Doctors treating Formula 1 legend Michael Schumacher have said he remains in a critical condition and it is too early to say if he will pull through.
They told journalists at a hospital in the eastern French city of Grenoble that the retired former world champion is being kept in an artificial coma.
“We carried out an emergency operation to drain away intra-cranial blood clots,” said neurosurgeon, Professor Stéphan Chabardès at a news conference.
“And while the post-surgery scanner showed an evacuation of the intra-cranial blood clots, it also, unfortunately, showed widespread bilateral haemorrhaegic lesions.”
The German, 44, was skiing off piste with his teenage son when he fell and hit his head on a rock on Sunday morning. It happened in the French Alps resort of Meribel where he has a holiday home.
He was wearing a helmet and doctors said anyone involved in such a high-speed accident without protection would have died.
Schumacher’s family is by his bedside.
Schumacher critical: Press conference at Grenoble hospital (recorded live feed)
#MichaelSchumacher is "still in a critical condition" after suffering a head trauma in a ski accident: doctors at Grenoble CHU.— euronews (@euronews) 30 Décembre 2013
#MichaelSchumacher: "So far, we cant say anything what is going to happen next": doctors at Grenoble CHU— euronews (@euronews) 30 Décembre 2013
#MichaelSchumacher's doctors want to reduce his intra-cranial pressure. Doctors confirm he had only one surgical operation.— euronews (@euronews) 30 Décembre 2013
#MichaelSchumacher: "Given the violence of the impact, the helmet" caught part of the shock. Without an helmet, he would be dead. (hopital)— euronews (@euronews) 30 Décembre 2013
No second operation planned for #MichaelSchumacher after his ski accident: doctors at press conference.— euronews (@euronews) 30 Décembre 2013
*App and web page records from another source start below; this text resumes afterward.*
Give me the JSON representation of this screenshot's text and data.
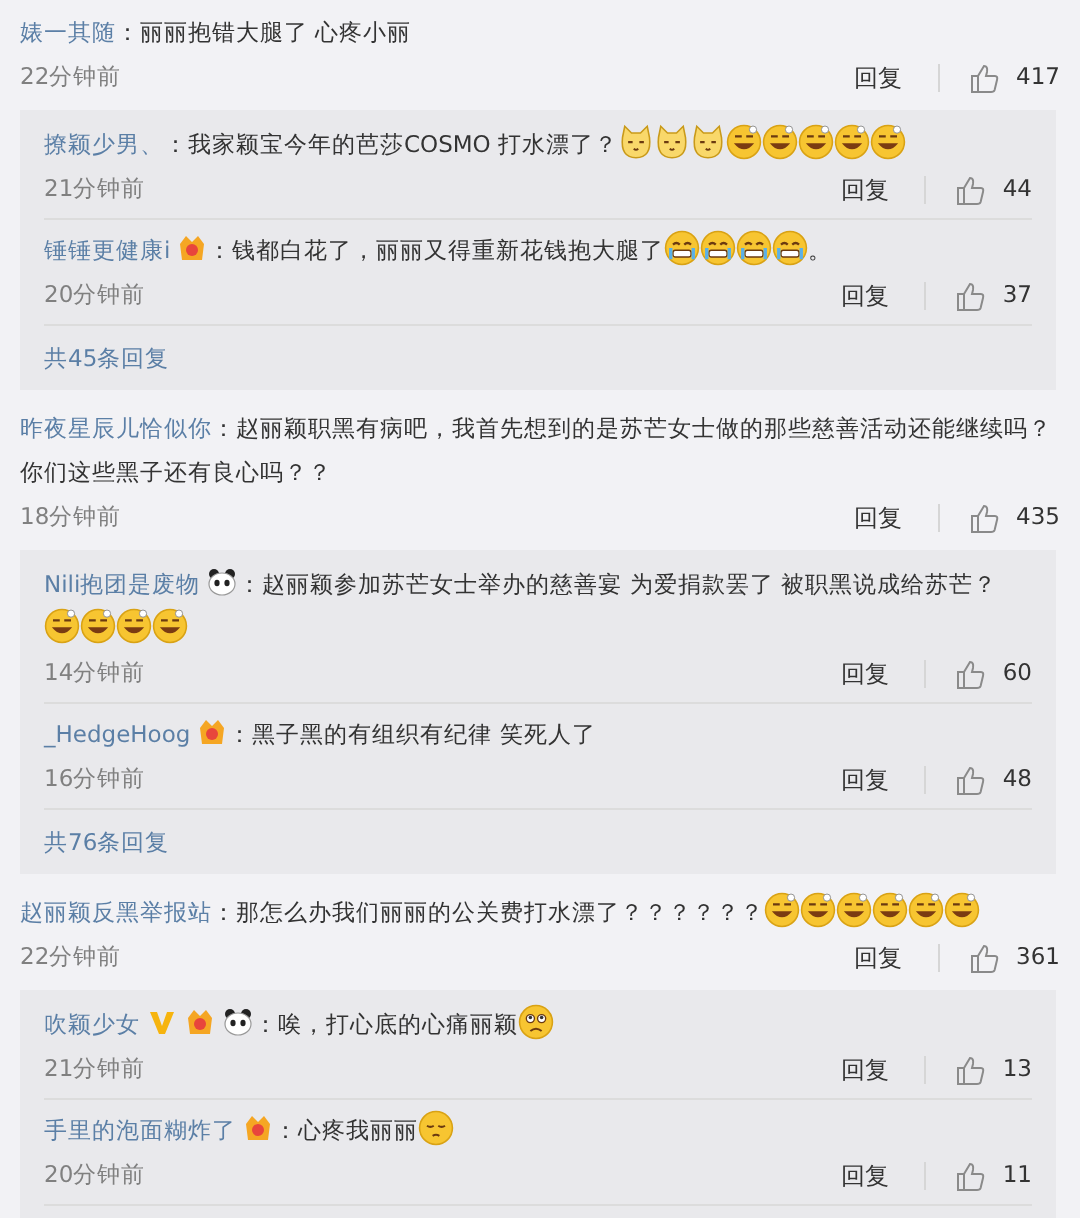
{
  "comments": [
    {
      "user": "婊一其随",
      "content": [
        {
          "kind": "text",
          "text": "：丽丽抱错大腿了 心疼小丽"
        }
      ],
      "time": "22分钟前",
      "reply_label": "回复",
      "likes": "417",
      "replies": [
        {
          "user": "撩颖少男、",
          "content": [
            {
              "kind": "text",
              "text": "：我家颖宝今年的芭莎COSMO 打水漂了？"
            },
            {
              "kind": "cat"
            },
            {
              "kind": "cat"
            },
            {
              "kind": "cat"
            },
            {
              "kind": "grin"
            },
            {
              "kind": "grin"
            },
            {
              "kind": "grin"
            },
            {
              "kind": "grin"
            },
            {
              "kind": "grin"
            }
          ],
          "time": "21分钟前",
          "reply_label": "回复",
          "likes": "44"
        },
        {
          "user": "锤锤更健康i",
          "badges": [
            {
              "kind": "medal"
            }
          ],
          "content": [
            {
              "kind": "text",
              "text": "：钱都白花了，丽丽又得重新花钱抱大腿了"
            },
            {
              "kind": "teary"
            },
            {
              "kind": "teary"
            },
            {
              "kind": "teary"
            },
            {
              "kind": "teary"
            },
            {
              "kind": "text",
              "text": "。"
            }
          ],
          "time": "20分钟前",
          "reply_label": "回复",
          "likes": "37"
        }
      ],
      "more": "共45条回复"
    },
    {
      "user": "昨夜星辰儿恰似你",
      "content": [
        {
          "kind": "text",
          "text": "：赵丽颖职黑有病吧，我首先想到的是苏芒女士做的那些慈善活动还能继续吗？"
        },
        {
          "kind": "line",
          "text": "你们这些黑子还有良心吗？？"
        }
      ],
      "time": "18分钟前",
      "reply_label": "回复",
      "likes": "435",
      "replies": [
        {
          "user": "Nili抱团是废物",
          "badges": [
            {
              "kind": "panda"
            }
          ],
          "content": [
            {
              "kind": "text",
              "text": "：赵丽颖参加苏芒女士举办的慈善宴 为爱捐款罢了 被职黑说成给苏芒？"
            },
            {
              "kind": "grin"
            },
            {
              "kind": "grin"
            },
            {
              "kind": "grin"
            },
            {
              "kind": "grin"
            }
          ],
          "time": "14分钟前",
          "reply_label": "回复",
          "likes": "60"
        },
        {
          "user": "_HedgeHoog",
          "badges": [
            {
              "kind": "medal"
            }
          ],
          "content": [
            {
              "kind": "text",
              "text": "：黑子黑的有组织有纪律 笑死人了"
            }
          ],
          "time": "16分钟前",
          "reply_label": "回复",
          "likes": "48"
        }
      ],
      "more": "共76条回复"
    },
    {
      "user": "赵丽颖反黑举报站",
      "content": [
        {
          "kind": "text",
          "text": "：那怎么办我们丽丽的公关费打水漂了？？？？？？"
        },
        {
          "kind": "grin"
        },
        {
          "kind": "grin"
        },
        {
          "kind": "grin"
        },
        {
          "kind": "grin"
        },
        {
          "kind": "grin"
        },
        {
          "kind": "grin"
        }
      ],
      "time": "22分钟前",
      "reply_label": "回复",
      "likes": "361",
      "replies": [
        {
          "user": "吹颖少女",
          "badges": [
            {
              "kind": "vip"
            },
            {
              "kind": "medal"
            },
            {
              "kind": "panda"
            }
          ],
          "content": [
            {
              "kind": "text",
              "text": "：唉，打心底的心痛丽颖"
            },
            {
              "kind": "frown"
            }
          ],
          "time": "21分钟前",
          "reply_label": "回复",
          "likes": "13"
        },
        {
          "user": "手里的泡面糊炸了",
          "badges": [
            {
              "kind": "medal"
            }
          ],
          "content": [
            {
              "kind": "text",
              "text": "：心疼我丽丽"
            },
            {
              "kind": "sad"
            }
          ],
          "time": "20分钟前",
          "reply_label": "回复",
          "likes": "11"
        }
      ]
    }
  ]
}
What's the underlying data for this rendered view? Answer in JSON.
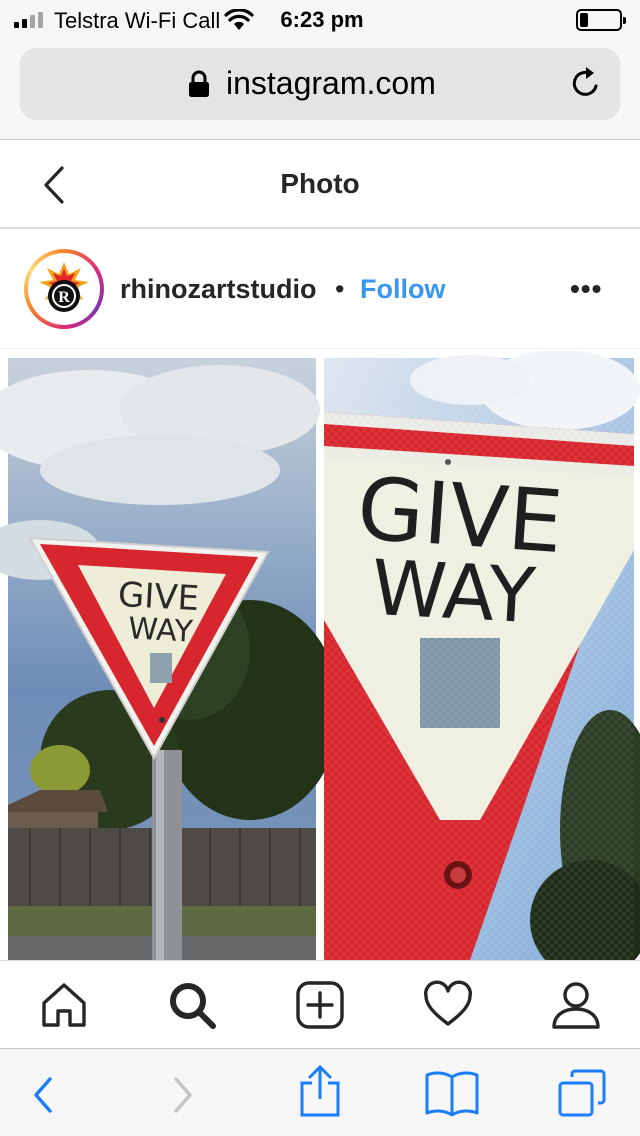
{
  "status_bar": {
    "carrier": "Telstra Wi-Fi Call",
    "time": "6:23 pm",
    "battery_level": 0.22
  },
  "browser": {
    "url": "instagram.com"
  },
  "header": {
    "title": "Photo"
  },
  "post": {
    "username": "rhinozartstudio",
    "separator": "•",
    "follow_label": "Follow",
    "more_label": "•••",
    "image": {
      "left_sign": {
        "line1": "GIVE",
        "line2": "WAY"
      },
      "right_sign": {
        "line1": "GIVE",
        "line2": "WAY"
      }
    }
  },
  "colors": {
    "accent": "#3897f0",
    "safari_blue": "#1a7dfa",
    "sign_red": "#d8262e"
  },
  "icons": {
    "instagram_nav": [
      "home-icon",
      "search-icon",
      "new-post-icon",
      "activity-heart-icon",
      "profile-icon"
    ],
    "safari_toolbar": [
      "back-icon",
      "forward-icon",
      "share-icon",
      "bookmarks-icon",
      "tabs-icon"
    ]
  }
}
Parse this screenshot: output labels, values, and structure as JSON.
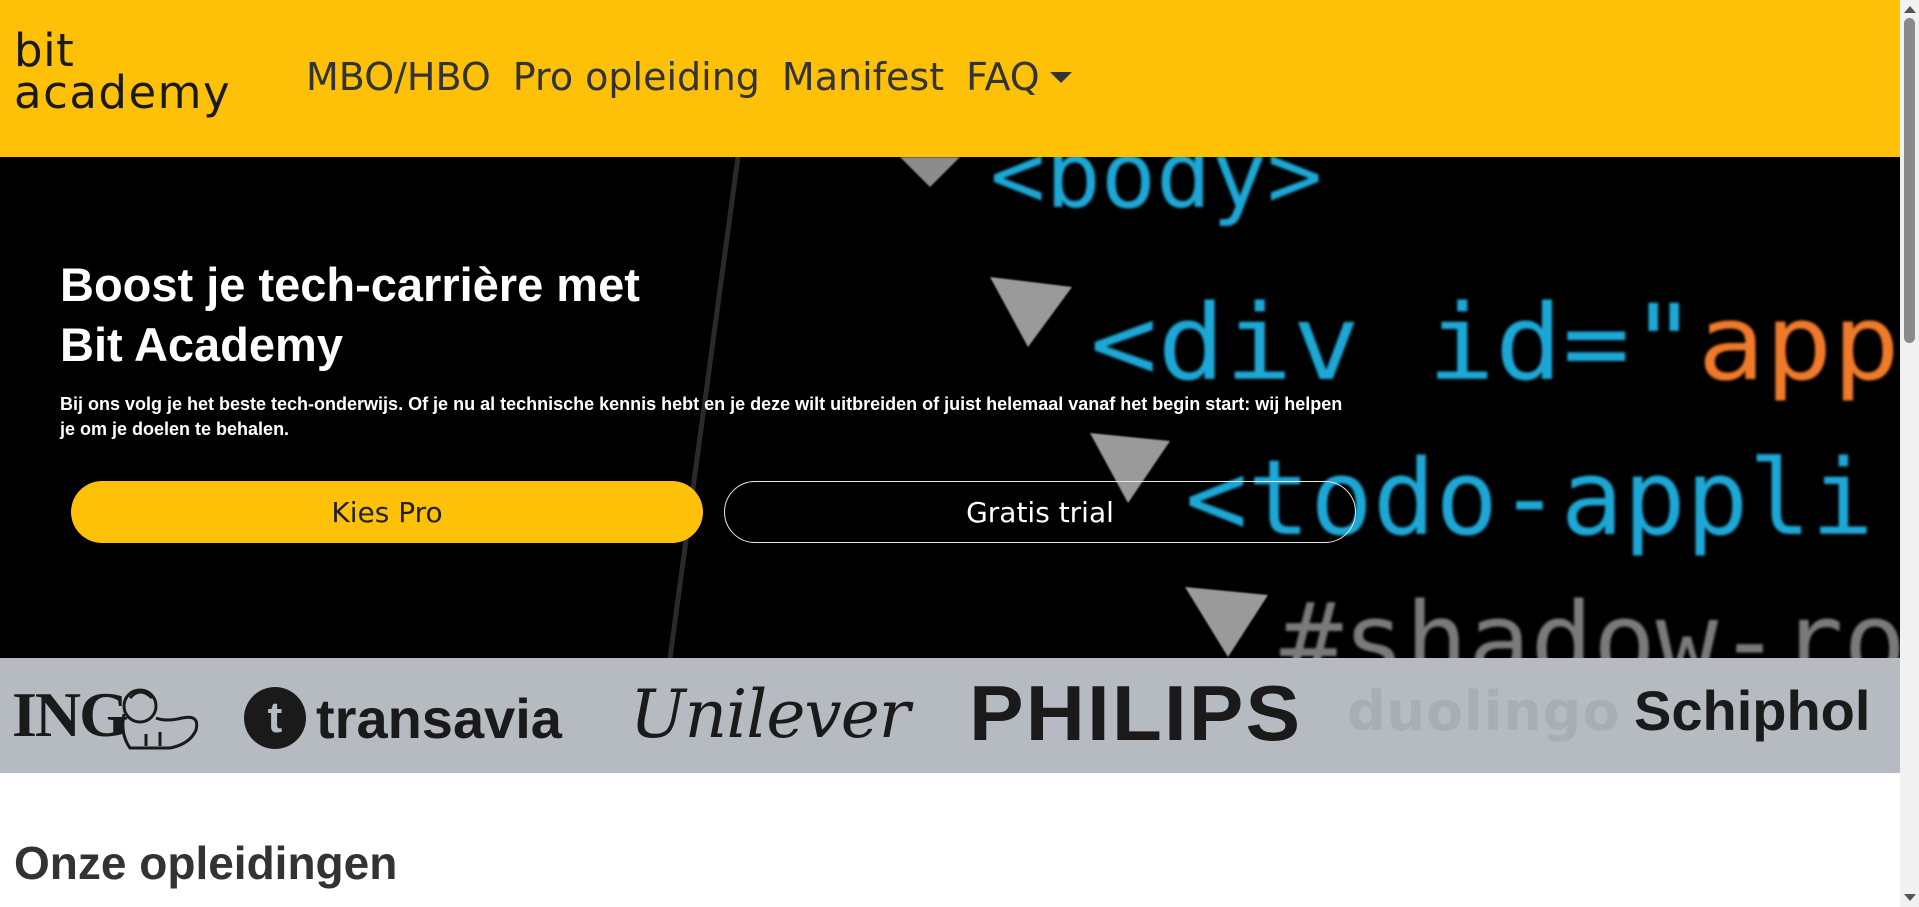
{
  "navbar": {
    "logo_line1": "bit",
    "logo_line2": "academy",
    "links": [
      "MBO/HBO",
      "Pro opleiding",
      "Manifest",
      "FAQ"
    ]
  },
  "hero": {
    "title_line1": "Boost je tech-carrière met",
    "title_line2": "Bit Academy",
    "text": "Bij ons volg je het beste tech-onderwijs. Of je nu al technische kennis hebt en je deze wilt uitbreiden of juist helemaal vanaf het begin start: wij helpen je om je doelen te behalen.",
    "btn_pro": "Kies Pro",
    "btn_trial": "Gratis trial",
    "code_lines": [
      "<body>",
      "<div id=\"app",
      "<todo-appli",
      "#shadow-ro"
    ]
  },
  "partners": {
    "ing": "ING",
    "transavia": "transavia",
    "transavia_mark": "t",
    "unilever": "Unilever",
    "philips": "PHILIPS",
    "duolingo": "duolingo",
    "schiphol": "Schiphol"
  },
  "section": {
    "title": "Onze opleidingen"
  },
  "colors": {
    "brand_yellow": "#ffc107",
    "hero_bg": "#000000",
    "partners_bg": "#b5bbc1",
    "code_blue": "#1fa7d6",
    "code_orange": "#f07a2a"
  },
  "icons": {
    "faq_dropdown": "caret-down-icon",
    "ing_lion": "lion-icon"
  }
}
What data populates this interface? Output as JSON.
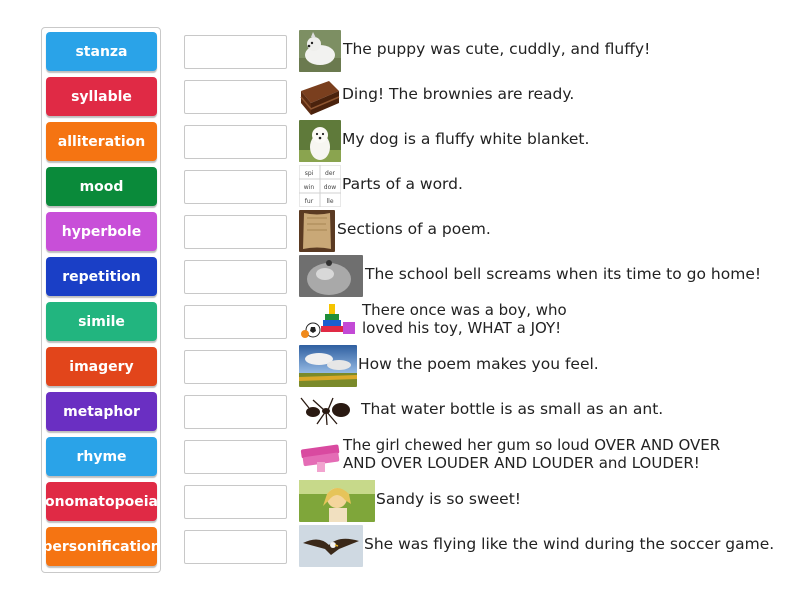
{
  "terms": [
    {
      "label": "stanza",
      "color": "#2aa3e8"
    },
    {
      "label": "syllable",
      "color": "#e02a45"
    },
    {
      "label": "alliteration",
      "color": "#f57412"
    },
    {
      "label": "mood",
      "color": "#0a8a3a"
    },
    {
      "label": "hyperbole",
      "color": "#c84fd8"
    },
    {
      "label": "repetition",
      "color": "#1a3fc6"
    },
    {
      "label": "simile",
      "color": "#22b57f"
    },
    {
      "label": "imagery",
      "color": "#e2451b"
    },
    {
      "label": "metaphor",
      "color": "#6a2fc2"
    },
    {
      "label": "rhyme",
      "color": "#2aa3e8"
    },
    {
      "label": "onomatopoeia",
      "color": "#e02a45"
    },
    {
      "label": "personification",
      "color": "#f57412"
    }
  ],
  "definitions": [
    {
      "icon": "puppy-image",
      "lines": [
        "The puppy was cute, cuddly, and fluffy!"
      ]
    },
    {
      "icon": "brownies-image",
      "lines": [
        "Ding! The brownies are ready."
      ]
    },
    {
      "icon": "white-dog-image",
      "lines": [
        "My dog is a fluffy white blanket."
      ]
    },
    {
      "icon": "syllable-chart-image",
      "chart_cells": [
        "spi",
        "der",
        "win",
        "dow",
        "fur",
        "lle"
      ],
      "lines": [
        "Parts of a word."
      ]
    },
    {
      "icon": "parchment-image",
      "lines": [
        "Sections of a poem."
      ]
    },
    {
      "icon": "bell-image",
      "lines": [
        "The school bell screams when its time to go home!"
      ]
    },
    {
      "icon": "toys-image",
      "lines": [
        "There once was a boy, who",
        "loved his toy, WHAT a JOY!"
      ]
    },
    {
      "icon": "sky-field-image",
      "lines": [
        "How the poem makes you feel."
      ]
    },
    {
      "icon": "ant-image",
      "lines": [
        "That water bottle is as small as an ant."
      ]
    },
    {
      "icon": "gum-image",
      "lines": [
        "The girl chewed her gum so loud OVER AND OVER",
        "AND OVER LOUDER AND LOUDER and LOUDER!"
      ]
    },
    {
      "icon": "girl-image",
      "lines": [
        "Sandy is so sweet!"
      ]
    },
    {
      "icon": "eagle-image",
      "lines": [
        "She was flying like the wind during the soccer game."
      ]
    }
  ]
}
#MichaelSchumacher's doctors confirm he has been placed in a "therapeutic hypothermia," doesnt breath on its own.(hospital press conference)— euronews (@euronews) 30 Décembre 2013
#MichaelSchumacher: doctors refuse to speculate on the future or to call the situation "stable," confirm his lesions are critical.— euronews (@euronews) 30 Décembre 2013